PROBLEM TO SOLVE -
Set down the data again exactly. Pictures are not part of the copy.

SUPPLIED DATA -

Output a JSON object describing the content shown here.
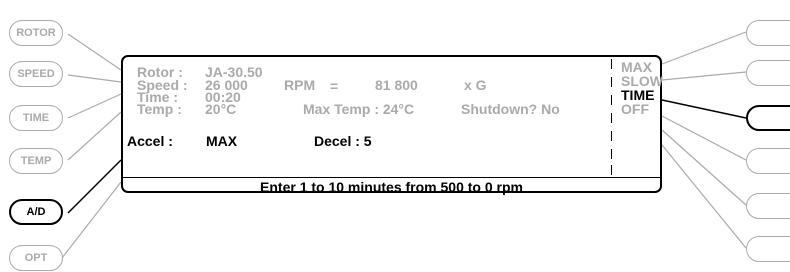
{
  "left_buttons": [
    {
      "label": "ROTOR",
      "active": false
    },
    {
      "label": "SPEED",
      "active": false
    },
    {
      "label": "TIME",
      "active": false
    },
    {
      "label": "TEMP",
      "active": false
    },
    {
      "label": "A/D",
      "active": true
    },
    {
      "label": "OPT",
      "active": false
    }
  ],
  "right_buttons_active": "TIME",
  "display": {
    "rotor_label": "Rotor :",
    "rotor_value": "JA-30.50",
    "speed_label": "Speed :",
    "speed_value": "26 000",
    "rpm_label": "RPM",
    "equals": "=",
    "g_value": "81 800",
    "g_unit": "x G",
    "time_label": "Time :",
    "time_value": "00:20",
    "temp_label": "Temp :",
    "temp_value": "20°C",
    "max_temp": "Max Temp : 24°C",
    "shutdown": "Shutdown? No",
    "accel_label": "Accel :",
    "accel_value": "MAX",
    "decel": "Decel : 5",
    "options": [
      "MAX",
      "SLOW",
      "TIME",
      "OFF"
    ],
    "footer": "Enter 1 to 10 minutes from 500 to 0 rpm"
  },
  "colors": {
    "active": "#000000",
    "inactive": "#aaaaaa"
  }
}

EXERCISE ANSWER -
Output a JSON object describing the content shown here.
{
  "left_buttons": [
    {
      "label": "ROTOR",
      "active": false
    },
    {
      "label": "SPEED",
      "active": false
    },
    {
      "label": "TIME",
      "active": false
    },
    {
      "label": "TEMP",
      "active": false
    },
    {
      "label": "A/D",
      "active": true
    },
    {
      "label": "OPT",
      "active": false
    }
  ],
  "right_buttons_active": "TIME",
  "display": {
    "rotor_label": "Rotor :",
    "rotor_value": "JA-30.50",
    "speed_label": "Speed :",
    "speed_value": "26 000",
    "rpm_label": "RPM",
    "equals": "=",
    "g_value": "81 800",
    "g_unit": "x G",
    "time_label": "Time :",
    "time_value": "00:20",
    "temp_label": "Temp :",
    "temp_value": "20°C",
    "max_temp": "Max Temp : 24°C",
    "shutdown": "Shutdown? No",
    "accel_label": "Accel :",
    "accel_value": "MAX",
    "decel": "Decel : 5",
    "options": [
      "MAX",
      "SLOW",
      "TIME",
      "OFF"
    ],
    "footer": "Enter 1 to 10 minutes from 500 to 0 rpm"
  },
  "colors": {
    "active": "#000000",
    "inactive": "#aaaaaa"
  }
}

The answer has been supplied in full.